* [Dataset records]
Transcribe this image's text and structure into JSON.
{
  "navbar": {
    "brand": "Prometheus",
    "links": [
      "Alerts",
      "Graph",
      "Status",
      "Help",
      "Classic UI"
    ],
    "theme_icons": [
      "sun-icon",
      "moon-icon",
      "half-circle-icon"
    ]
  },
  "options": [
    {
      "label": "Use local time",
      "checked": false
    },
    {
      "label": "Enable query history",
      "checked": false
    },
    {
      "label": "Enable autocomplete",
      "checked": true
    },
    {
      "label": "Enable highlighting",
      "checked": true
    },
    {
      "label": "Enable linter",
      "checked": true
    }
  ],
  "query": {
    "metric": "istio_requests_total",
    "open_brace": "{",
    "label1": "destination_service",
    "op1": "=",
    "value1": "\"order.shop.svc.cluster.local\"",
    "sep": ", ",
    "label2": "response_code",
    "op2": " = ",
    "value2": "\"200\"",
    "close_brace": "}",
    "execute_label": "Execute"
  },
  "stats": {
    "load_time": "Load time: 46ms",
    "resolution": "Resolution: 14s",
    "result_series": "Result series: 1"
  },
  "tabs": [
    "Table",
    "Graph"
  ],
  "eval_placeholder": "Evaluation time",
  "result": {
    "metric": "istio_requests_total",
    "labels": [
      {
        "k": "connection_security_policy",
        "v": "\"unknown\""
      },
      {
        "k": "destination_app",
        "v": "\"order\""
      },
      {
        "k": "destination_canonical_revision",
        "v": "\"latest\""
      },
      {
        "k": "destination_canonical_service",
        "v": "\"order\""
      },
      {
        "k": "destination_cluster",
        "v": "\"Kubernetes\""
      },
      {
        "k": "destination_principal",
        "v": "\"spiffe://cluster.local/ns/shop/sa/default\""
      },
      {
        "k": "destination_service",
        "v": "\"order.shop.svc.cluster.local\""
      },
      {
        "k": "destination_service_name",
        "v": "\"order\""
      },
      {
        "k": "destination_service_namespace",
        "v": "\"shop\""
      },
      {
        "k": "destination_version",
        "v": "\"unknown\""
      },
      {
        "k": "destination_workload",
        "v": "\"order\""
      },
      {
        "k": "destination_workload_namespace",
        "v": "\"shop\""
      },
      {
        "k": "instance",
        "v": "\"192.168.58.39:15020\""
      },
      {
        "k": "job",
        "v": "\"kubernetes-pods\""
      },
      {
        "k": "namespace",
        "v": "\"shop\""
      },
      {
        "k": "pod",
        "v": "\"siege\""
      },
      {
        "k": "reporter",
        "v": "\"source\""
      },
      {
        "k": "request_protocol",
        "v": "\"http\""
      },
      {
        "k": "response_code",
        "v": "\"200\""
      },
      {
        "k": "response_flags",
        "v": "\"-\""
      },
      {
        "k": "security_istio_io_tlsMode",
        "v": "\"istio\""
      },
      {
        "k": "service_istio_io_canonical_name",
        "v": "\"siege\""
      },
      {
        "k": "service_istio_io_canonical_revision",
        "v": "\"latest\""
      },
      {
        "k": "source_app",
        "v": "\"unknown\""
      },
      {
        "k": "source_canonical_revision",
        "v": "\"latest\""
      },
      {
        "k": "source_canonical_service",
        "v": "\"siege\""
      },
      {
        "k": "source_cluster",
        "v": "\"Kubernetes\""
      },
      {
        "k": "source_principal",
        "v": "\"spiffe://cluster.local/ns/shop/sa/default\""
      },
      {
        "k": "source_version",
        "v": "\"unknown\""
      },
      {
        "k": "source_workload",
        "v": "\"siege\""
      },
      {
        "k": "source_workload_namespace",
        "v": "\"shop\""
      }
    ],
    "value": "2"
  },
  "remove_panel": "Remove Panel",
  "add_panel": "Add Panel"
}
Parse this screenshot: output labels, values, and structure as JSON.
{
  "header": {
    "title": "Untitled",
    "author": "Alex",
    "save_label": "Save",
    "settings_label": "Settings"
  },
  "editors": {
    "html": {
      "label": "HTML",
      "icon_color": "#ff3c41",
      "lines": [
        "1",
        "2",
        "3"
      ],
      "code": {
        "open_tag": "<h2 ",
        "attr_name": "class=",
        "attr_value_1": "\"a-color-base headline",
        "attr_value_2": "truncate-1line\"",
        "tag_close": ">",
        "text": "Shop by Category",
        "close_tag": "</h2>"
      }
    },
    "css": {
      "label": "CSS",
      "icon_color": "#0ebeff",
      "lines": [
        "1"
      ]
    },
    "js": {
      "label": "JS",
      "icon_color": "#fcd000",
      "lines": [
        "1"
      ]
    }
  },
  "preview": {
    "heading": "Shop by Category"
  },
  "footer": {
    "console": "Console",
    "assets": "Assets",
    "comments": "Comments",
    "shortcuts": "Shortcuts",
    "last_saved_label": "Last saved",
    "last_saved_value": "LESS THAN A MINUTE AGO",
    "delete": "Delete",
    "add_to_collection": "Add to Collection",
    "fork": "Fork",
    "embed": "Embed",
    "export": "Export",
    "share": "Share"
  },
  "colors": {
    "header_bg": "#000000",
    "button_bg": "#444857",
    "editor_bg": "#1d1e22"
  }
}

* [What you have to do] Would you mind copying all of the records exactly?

* [Problem solution]
Transcribe this image's text and structure into JSON.
{
  "navbar": {
    "brand": "Prometheus",
    "links": [
      "Alerts",
      "Graph",
      "Status",
      "Help",
      "Classic UI"
    ],
    "theme_icons": [
      "sun-icon",
      "moon-icon",
      "half-circle-icon"
    ]
  },
  "options": [
    {
      "label": "Use local time",
      "checked": false
    },
    {
      "label": "Enable query history",
      "checked": false
    },
    {
      "label": "Enable autocomplete",
      "checked": true
    },
    {
      "label": "Enable highlighting",
      "checked": true
    },
    {
      "label": "Enable linter",
      "checked": true
    }
  ],
  "query": {
    "metric": "istio_requests_total",
    "open_brace": "{",
    "label1": "destination_service",
    "op1": "=",
    "value1": "\"order.shop.svc.cluster.local\"",
    "sep": ", ",
    "label2": "response_code",
    "op2": " = ",
    "value2": "\"200\"",
    "close_brace": "}",
    "execute_label": "Execute"
  },
  "stats": {
    "load_time": "Load time: 46ms",
    "resolution": "Resolution: 14s",
    "result_series": "Result series: 1"
  },
  "tabs": [
    "Table",
    "Graph"
  ],
  "eval_placeholder": "Evaluation time",
  "result": {
    "metric": "istio_requests_total",
    "labels": [
      {
        "k": "connection_security_policy",
        "v": "\"unknown\""
      },
      {
        "k": "destination_app",
        "v": "\"order\""
      },
      {
        "k": "destination_canonical_revision",
        "v": "\"latest\""
      },
      {
        "k": "destination_canonical_service",
        "v": "\"order\""
      },
      {
        "k": "destination_cluster",
        "v": "\"Kubernetes\""
      },
      {
        "k": "destination_principal",
        "v": "\"spiffe://cluster.local/ns/shop/sa/default\""
      },
      {
        "k": "destination_service",
        "v": "\"order.shop.svc.cluster.local\""
      },
      {
        "k": "destination_service_name",
        "v": "\"order\""
      },
      {
        "k": "destination_service_namespace",
        "v": "\"shop\""
      },
      {
        "k": "destination_version",
        "v": "\"unknown\""
      },
      {
        "k": "destination_workload",
        "v": "\"order\""
      },
      {
        "k": "destination_workload_namespace",
        "v": "\"shop\""
      },
      {
        "k": "instance",
        "v": "\"192.168.58.39:15020\""
      },
      {
        "k": "job",
        "v": "\"kubernetes-pods\""
      },
      {
        "k": "namespace",
        "v": "\"shop\""
      },
      {
        "k": "pod",
        "v": "\"siege\""
      },
      {
        "k": "reporter",
        "v": "\"source\""
      },
      {
        "k": "request_protocol",
        "v": "\"http\""
      },
      {
        "k": "response_code",
        "v": "\"200\""
      },
      {
        "k": "response_flags",
        "v": "\"-\""
      },
      {
        "k": "security_istio_io_tlsMode",
        "v": "\"istio\""
      },
      {
        "k": "service_istio_io_canonical_name",
        "v": "\"siege\""
      },
      {
        "k": "service_istio_io_canonical_revision",
        "v": "\"latest\""
      },
      {
        "k": "source_app",
        "v": "\"unknown\""
      },
      {
        "k": "source_canonical_revision",
        "v": "\"latest\""
      },
      {
        "k": "source_canonical_service",
        "v": "\"siege\""
      },
      {
        "k": "source_cluster",
        "v": "\"Kubernetes\""
      },
      {
        "k": "source_principal",
        "v": "\"spiffe://cluster.local/ns/shop/sa/default\""
      },
      {
        "k": "source_version",
        "v": "\"unknown\""
      },
      {
        "k": "source_workload",
        "v": "\"siege\""
      },
      {
        "k": "source_workload_namespace",
        "v": "\"shop\""
      }
    ],
    "value": "2"
  },
  "remove_panel": "Remove Panel",
  "add_panel": "Add Panel"
}
Parse this screenshot: output labels, values, and structure as JSON.
{
  "header": {
    "title": "Untitled",
    "author": "Alex",
    "save_label": "Save",
    "settings_label": "Settings"
  },
  "editors": {
    "html": {
      "label": "HTML",
      "icon_color": "#ff3c41",
      "lines": [
        "1",
        "2",
        "3"
      ],
      "code": {
        "open_tag": "<h2 ",
        "attr_name": "class=",
        "attr_value_1": "\"a-color-base headline",
        "attr_value_2": "truncate-1line\"",
        "tag_close": ">",
        "text": "Shop by Category",
        "close_tag": "</h2>"
      }
    },
    "css": {
      "label": "CSS",
      "icon_color": "#0ebeff",
      "lines": [
        "1"
      ]
    },
    "js": {
      "label": "JS",
      "icon_color": "#fcd000",
      "lines": [
        "1"
      ]
    }
  },
  "preview": {
    "heading": "Shop by Category"
  },
  "footer": {
    "console": "Console",
    "assets": "Assets",
    "comments": "Comments",
    "shortcuts": "Shortcuts",
    "last_saved_label": "Last saved",
    "last_saved_value": "LESS THAN A MINUTE AGO",
    "delete": "Delete",
    "add_to_collection": "Add to Collection",
    "fork": "Fork",
    "embed": "Embed",
    "export": "Export",
    "share": "Share"
  },
  "colors": {
    "header_bg": "#000000",
    "button_bg": "#444857",
    "editor_bg": "#1d1e22"
  }
}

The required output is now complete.